Religion as "a set of beliefs which explains how the world came to be and so, so..." I can imagine was inspired by man's dislike for being ignorant - ancients could not explain this and that, so they created epic stories to fill the gaps. One epic story explains why it rains, another epic story explains how that mountain appeared.
Most people today (and I) regard myths as allegory, but it is certainly the case that the majority in the past regarded them literal, least because even nowadays some see them as literal stories. But I am unsure about something: did myths form as allegorical stories, which were taken literally? I am unsure because my confused eye sees too many metaphors and analogies in myths (of course, my eye). Of course, if this can be answered, it would be very hard - myths do not have a single author.
For philosophy, I really can't view its sole purpose as truth-seeker. As much as I read works of philosophy, I only see centuries old concepts looked at from a different angle. Yes, there are some fundamental ideas born by it, but they are really few - whether you like the next words or not, I perceive a big part of philosophy, mostly idealism, as subjective. This of course is a subjective thought coming from a mind, which like all minds, has bias.

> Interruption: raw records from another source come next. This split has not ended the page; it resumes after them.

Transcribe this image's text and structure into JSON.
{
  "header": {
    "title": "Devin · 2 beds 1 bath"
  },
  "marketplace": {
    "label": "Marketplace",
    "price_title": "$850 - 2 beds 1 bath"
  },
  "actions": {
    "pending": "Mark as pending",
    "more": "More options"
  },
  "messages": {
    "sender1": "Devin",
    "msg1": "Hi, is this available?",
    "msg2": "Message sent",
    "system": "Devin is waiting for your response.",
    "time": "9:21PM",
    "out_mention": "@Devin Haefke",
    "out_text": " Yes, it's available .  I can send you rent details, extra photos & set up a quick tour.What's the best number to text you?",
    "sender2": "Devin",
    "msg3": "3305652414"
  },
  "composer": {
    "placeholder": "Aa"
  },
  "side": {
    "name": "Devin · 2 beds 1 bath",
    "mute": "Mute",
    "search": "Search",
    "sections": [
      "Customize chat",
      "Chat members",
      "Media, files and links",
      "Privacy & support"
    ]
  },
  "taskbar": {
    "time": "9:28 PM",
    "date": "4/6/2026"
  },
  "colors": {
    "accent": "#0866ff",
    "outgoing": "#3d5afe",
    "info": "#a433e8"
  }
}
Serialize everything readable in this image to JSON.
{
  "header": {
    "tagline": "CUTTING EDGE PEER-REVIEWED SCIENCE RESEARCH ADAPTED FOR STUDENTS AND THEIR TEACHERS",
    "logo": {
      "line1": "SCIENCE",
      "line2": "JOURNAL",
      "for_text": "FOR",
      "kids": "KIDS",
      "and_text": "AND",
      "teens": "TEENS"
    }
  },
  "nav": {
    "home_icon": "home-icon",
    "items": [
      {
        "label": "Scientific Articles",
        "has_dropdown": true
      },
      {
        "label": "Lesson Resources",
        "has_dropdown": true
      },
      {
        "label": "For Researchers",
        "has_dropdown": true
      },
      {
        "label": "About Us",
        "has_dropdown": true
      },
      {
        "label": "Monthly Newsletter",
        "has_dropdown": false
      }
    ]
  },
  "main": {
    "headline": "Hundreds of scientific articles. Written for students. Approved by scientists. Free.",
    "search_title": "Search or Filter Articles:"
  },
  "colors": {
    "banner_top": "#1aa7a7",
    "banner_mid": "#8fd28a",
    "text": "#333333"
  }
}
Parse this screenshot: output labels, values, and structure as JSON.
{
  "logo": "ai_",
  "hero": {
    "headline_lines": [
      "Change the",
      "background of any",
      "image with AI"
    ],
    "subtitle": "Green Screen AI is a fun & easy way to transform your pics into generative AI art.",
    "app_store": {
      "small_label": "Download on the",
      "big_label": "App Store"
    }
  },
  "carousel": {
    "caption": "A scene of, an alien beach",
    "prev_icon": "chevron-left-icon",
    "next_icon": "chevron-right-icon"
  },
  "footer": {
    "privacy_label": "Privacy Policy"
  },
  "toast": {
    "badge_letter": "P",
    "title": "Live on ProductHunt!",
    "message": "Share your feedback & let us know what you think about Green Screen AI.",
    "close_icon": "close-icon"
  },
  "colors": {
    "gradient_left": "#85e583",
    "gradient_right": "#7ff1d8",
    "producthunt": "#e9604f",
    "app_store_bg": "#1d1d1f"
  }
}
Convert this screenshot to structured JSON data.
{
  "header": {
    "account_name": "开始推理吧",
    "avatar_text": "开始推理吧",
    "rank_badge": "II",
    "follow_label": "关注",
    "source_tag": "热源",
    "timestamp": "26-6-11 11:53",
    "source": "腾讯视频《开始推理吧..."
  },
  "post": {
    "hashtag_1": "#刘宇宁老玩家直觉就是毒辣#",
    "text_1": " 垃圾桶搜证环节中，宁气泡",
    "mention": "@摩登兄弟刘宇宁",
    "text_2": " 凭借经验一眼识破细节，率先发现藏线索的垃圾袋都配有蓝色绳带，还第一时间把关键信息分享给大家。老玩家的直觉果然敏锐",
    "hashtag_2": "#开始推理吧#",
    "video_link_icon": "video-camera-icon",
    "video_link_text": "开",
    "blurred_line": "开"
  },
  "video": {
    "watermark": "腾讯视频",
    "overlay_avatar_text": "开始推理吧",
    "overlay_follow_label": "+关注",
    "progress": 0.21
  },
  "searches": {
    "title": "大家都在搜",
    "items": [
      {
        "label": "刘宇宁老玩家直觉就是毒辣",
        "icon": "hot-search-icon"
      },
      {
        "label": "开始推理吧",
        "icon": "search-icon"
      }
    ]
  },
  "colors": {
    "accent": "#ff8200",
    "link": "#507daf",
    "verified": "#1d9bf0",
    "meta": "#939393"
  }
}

Discuss philosophical questions regarding theism (and atheism), and discuss religion as it relates to philosophy. This includes any philosophical discussions that happen to be about god, gods, or a 'higher power' or the belief of them. This also generally includes philosophical topics about organized or ritualistic mysticism or about organized, common or ritualistic beliefs in the existence of supernatural phenomenon.